### EXERCISE DIRECTIONS
Search the data for the word "腾龙突击步枪" and copy every line where it occurs.

### DATA SUPPLIED

--------------------

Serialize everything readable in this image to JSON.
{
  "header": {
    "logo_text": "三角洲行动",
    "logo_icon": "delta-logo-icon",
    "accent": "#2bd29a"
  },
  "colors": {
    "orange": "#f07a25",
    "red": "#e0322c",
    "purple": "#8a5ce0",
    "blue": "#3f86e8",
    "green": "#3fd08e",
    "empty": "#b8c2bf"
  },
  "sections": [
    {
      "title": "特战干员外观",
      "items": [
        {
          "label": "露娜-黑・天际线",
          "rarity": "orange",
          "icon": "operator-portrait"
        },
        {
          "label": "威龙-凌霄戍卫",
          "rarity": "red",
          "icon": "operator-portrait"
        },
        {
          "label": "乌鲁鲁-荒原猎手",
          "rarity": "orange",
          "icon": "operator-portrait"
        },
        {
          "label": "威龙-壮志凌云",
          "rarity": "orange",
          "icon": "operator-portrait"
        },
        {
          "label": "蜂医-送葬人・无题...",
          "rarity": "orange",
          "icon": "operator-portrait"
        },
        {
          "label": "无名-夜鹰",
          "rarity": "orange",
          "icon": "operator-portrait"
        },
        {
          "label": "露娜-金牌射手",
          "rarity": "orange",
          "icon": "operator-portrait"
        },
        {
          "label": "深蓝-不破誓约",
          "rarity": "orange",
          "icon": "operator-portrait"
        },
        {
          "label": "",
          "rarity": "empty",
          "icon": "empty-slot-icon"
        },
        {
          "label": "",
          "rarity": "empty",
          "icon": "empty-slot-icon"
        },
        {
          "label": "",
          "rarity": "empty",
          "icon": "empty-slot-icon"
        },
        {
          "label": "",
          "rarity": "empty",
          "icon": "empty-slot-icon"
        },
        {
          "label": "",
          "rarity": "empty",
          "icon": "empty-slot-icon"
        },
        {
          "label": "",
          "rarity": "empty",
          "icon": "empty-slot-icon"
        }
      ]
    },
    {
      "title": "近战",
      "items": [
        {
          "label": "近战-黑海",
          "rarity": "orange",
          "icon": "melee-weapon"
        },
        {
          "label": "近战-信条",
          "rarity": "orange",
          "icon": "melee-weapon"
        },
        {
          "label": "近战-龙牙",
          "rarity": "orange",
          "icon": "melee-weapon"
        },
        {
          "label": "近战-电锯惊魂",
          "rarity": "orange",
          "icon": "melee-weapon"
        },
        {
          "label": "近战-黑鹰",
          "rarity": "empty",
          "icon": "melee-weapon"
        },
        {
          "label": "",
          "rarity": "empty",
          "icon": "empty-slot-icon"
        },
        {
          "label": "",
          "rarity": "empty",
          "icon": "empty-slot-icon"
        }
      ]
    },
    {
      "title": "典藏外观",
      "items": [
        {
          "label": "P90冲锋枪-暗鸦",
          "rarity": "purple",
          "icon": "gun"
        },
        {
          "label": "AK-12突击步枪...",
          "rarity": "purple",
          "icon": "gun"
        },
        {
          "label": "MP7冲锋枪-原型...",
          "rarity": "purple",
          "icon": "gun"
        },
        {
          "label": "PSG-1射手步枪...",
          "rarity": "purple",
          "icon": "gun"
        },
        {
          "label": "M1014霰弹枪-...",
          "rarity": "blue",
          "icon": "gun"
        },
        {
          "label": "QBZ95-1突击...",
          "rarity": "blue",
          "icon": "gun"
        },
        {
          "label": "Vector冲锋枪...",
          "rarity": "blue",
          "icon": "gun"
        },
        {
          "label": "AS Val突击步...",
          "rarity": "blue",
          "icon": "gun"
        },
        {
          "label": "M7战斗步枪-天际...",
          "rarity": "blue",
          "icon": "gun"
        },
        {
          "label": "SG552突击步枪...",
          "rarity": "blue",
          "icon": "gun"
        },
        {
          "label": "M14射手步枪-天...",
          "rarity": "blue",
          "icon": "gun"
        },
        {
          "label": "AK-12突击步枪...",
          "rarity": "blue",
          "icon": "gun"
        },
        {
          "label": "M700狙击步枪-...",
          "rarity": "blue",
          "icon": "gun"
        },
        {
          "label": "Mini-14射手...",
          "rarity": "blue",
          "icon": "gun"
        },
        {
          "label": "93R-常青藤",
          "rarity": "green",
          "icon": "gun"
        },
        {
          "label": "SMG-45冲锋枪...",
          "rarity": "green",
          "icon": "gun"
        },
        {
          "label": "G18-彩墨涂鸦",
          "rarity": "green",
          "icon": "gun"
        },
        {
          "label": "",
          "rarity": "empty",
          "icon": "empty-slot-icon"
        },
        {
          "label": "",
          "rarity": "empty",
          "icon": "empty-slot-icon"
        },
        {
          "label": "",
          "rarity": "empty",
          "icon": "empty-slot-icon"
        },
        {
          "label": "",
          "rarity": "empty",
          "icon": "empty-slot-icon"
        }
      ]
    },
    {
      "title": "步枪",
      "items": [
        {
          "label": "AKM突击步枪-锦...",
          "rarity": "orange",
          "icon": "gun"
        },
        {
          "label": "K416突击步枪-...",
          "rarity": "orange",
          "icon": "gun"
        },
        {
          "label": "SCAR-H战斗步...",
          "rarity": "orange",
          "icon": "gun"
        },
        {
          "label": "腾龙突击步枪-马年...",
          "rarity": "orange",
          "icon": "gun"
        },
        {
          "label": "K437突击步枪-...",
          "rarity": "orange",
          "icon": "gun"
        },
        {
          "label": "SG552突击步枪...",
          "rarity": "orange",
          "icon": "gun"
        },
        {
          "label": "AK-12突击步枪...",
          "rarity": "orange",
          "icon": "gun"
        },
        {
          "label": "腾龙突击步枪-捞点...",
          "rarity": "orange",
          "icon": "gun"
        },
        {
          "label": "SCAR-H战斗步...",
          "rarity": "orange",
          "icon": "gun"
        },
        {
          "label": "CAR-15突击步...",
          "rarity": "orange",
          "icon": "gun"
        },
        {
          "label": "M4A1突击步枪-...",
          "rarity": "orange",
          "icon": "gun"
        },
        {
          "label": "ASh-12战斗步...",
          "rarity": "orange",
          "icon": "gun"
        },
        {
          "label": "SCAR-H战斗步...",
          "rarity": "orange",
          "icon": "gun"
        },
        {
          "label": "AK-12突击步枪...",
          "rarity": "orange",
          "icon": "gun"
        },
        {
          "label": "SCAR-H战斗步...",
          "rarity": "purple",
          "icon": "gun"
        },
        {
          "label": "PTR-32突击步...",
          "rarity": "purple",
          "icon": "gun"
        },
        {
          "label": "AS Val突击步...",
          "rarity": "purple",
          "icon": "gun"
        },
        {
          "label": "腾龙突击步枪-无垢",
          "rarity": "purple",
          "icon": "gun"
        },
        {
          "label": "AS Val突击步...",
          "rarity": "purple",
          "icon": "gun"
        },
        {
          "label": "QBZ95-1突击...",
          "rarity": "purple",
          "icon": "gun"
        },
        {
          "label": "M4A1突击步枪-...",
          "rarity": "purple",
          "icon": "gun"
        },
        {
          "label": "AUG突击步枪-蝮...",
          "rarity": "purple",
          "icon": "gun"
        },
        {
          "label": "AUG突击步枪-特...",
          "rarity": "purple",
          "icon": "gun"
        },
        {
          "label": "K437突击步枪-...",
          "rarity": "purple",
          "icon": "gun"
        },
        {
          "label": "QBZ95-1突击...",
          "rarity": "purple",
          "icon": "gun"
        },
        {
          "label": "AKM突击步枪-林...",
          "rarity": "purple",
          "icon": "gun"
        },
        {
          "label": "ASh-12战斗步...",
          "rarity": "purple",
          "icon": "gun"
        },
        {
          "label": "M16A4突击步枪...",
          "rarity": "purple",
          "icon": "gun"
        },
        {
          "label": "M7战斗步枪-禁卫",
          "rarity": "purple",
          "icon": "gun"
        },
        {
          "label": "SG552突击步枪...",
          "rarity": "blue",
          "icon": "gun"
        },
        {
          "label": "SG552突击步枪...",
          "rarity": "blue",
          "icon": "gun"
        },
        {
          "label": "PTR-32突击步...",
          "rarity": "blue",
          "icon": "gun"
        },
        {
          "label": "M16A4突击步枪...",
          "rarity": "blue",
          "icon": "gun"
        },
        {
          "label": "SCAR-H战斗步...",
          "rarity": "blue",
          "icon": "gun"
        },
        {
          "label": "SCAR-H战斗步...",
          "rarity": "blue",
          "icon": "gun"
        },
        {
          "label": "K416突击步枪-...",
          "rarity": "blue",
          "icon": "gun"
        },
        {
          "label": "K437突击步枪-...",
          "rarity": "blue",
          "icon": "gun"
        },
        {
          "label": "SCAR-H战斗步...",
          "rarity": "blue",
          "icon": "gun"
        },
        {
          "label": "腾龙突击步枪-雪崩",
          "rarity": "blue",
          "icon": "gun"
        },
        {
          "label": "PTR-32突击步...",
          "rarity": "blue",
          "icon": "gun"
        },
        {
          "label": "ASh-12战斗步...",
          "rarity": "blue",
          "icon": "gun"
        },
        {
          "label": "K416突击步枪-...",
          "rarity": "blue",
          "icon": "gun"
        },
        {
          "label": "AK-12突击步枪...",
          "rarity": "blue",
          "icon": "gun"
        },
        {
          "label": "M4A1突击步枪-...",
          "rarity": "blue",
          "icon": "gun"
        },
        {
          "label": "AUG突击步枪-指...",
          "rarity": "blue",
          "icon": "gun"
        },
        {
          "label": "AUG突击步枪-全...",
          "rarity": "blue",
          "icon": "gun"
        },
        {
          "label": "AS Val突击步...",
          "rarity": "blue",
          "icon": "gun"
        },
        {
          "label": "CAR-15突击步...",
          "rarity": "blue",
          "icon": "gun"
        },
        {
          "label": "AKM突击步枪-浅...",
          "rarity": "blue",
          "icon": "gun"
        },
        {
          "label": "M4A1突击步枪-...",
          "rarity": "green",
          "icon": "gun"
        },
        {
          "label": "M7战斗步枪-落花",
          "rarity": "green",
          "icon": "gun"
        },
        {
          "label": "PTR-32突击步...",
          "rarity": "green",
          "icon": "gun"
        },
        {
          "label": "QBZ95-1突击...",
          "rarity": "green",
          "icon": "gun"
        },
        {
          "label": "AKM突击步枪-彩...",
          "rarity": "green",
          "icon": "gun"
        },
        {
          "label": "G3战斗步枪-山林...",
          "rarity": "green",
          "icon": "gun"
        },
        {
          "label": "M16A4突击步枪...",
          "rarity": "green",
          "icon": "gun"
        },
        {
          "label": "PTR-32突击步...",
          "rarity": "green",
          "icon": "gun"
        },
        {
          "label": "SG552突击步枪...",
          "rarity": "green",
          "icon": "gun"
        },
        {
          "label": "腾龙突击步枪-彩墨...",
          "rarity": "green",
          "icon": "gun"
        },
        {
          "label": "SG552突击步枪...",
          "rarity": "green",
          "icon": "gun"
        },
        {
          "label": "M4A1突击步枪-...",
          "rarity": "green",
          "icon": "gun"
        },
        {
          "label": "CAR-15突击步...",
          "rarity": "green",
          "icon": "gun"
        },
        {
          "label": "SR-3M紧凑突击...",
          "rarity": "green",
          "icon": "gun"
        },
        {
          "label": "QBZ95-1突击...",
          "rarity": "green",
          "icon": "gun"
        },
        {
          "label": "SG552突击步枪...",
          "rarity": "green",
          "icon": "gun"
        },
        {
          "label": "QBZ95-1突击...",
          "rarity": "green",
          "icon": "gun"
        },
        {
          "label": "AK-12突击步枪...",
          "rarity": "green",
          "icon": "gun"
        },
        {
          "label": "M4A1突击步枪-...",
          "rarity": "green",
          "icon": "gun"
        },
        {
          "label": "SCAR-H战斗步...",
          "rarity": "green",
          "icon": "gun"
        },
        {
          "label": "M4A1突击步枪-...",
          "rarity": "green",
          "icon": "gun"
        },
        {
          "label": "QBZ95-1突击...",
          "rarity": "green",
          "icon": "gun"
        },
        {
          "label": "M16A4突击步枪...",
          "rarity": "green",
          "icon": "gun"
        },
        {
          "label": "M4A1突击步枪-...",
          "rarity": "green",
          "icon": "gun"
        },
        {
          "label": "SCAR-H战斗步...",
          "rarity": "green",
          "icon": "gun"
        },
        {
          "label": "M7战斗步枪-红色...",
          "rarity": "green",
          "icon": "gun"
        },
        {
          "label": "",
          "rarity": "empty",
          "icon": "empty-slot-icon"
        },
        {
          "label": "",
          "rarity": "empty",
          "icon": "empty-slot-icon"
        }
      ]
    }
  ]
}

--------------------

### EXERCISE RESULT
          "label": "腾龙突击步枪-马年...",
          "label": "腾龙突击步枪-捞点...",
          "label": "腾龙突击步枪-无垢",
          "label": "腾龙突击步枪-雪崩",
          "label": "腾龙突击步枪-彩墨...",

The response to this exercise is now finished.